[DATA PROVIDED Boundary: Start]

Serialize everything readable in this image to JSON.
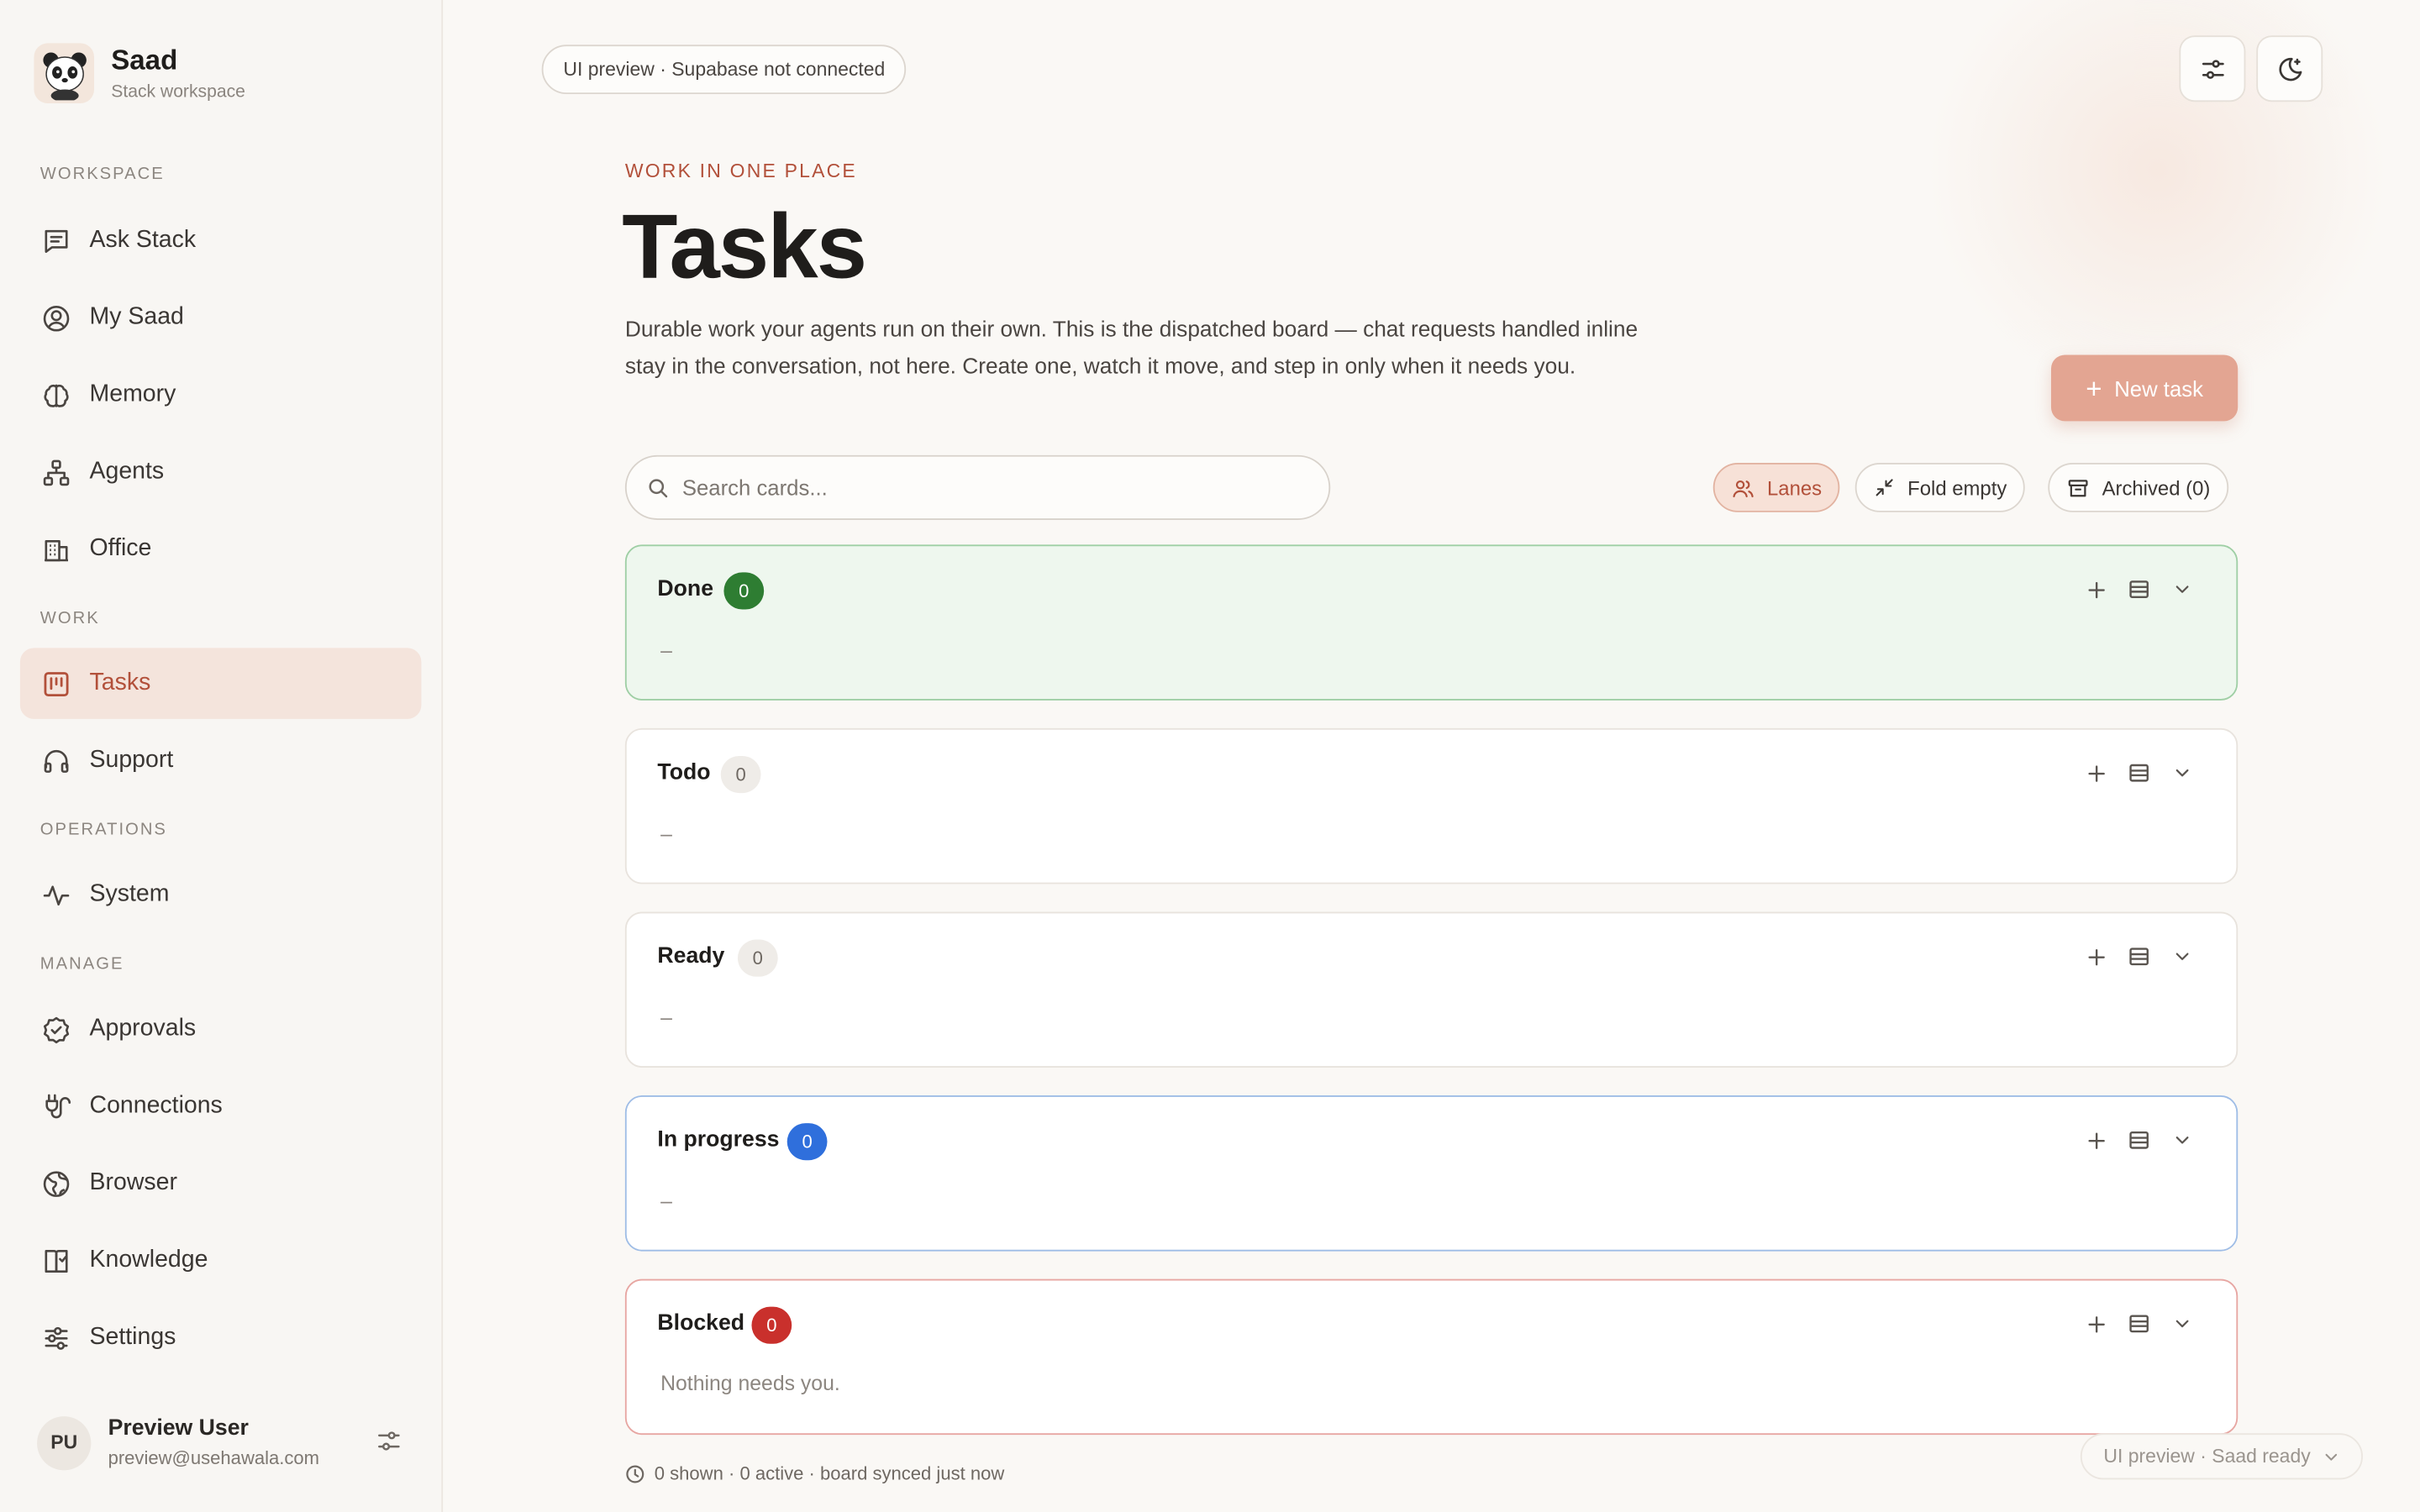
{
  "brand": {
    "name": "Saad",
    "subtitle": "Stack workspace"
  },
  "sidebar": {
    "sections": [
      {
        "label": "Workspace"
      },
      {
        "label": "Work"
      },
      {
        "label": "Operations"
      },
      {
        "label": "Manage"
      }
    ],
    "items": [
      {
        "label": "Ask Stack",
        "icon": "chat-icon"
      },
      {
        "label": "My Saad",
        "icon": "user-circle-icon"
      },
      {
        "label": "Memory",
        "icon": "brain-icon"
      },
      {
        "label": "Agents",
        "icon": "hierarchy-icon"
      },
      {
        "label": "Office",
        "icon": "building-icon"
      },
      {
        "label": "Tasks",
        "icon": "kanban-icon",
        "active": true
      },
      {
        "label": "Support",
        "icon": "headphones-icon"
      },
      {
        "label": "System",
        "icon": "pulse-icon"
      },
      {
        "label": "Approvals",
        "icon": "check-badge-icon"
      },
      {
        "label": "Connections",
        "icon": "plug-icon"
      },
      {
        "label": "Browser",
        "icon": "globe-icon"
      },
      {
        "label": "Knowledge",
        "icon": "book-icon"
      },
      {
        "label": "Settings",
        "icon": "sliders-icon"
      }
    ]
  },
  "user": {
    "initials": "PU",
    "name": "Preview User",
    "email": "preview@usehawala.com"
  },
  "header": {
    "preview_pill": "UI preview · Supabase not connected",
    "eyebrow": "Work in one place",
    "title": "Tasks",
    "description": "Durable work your agents run on their own. This is the dispatched board — chat requests handled inline stay in the conversation, not here. Create one, watch it move, and step in only when it needs you.",
    "new_task_label": "New task"
  },
  "toolbar": {
    "search_placeholder": "Search cards...",
    "lanes_label": "Lanes",
    "fold_empty_label": "Fold empty",
    "archived_label": "Archived (0)"
  },
  "lanes": [
    {
      "title": "Done",
      "count": "0",
      "empty_text": "–"
    },
    {
      "title": "Todo",
      "count": "0",
      "empty_text": "–"
    },
    {
      "title": "Ready",
      "count": "0",
      "empty_text": "–"
    },
    {
      "title": "In progress",
      "count": "0",
      "empty_text": "–"
    },
    {
      "title": "Blocked",
      "count": "0",
      "empty_text": "Nothing needs you."
    }
  ],
  "footer": {
    "stats": "0 shown · 0 active · board synced just now",
    "status_pill": "UI preview · Saad ready"
  },
  "colors": {
    "accent": "#b2503a",
    "done": "#2e7d32",
    "in_progress": "#2f6fdc",
    "blocked": "#c9302c"
  }
}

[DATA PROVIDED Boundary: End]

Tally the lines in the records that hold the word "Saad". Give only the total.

ANSWER SECTION: 3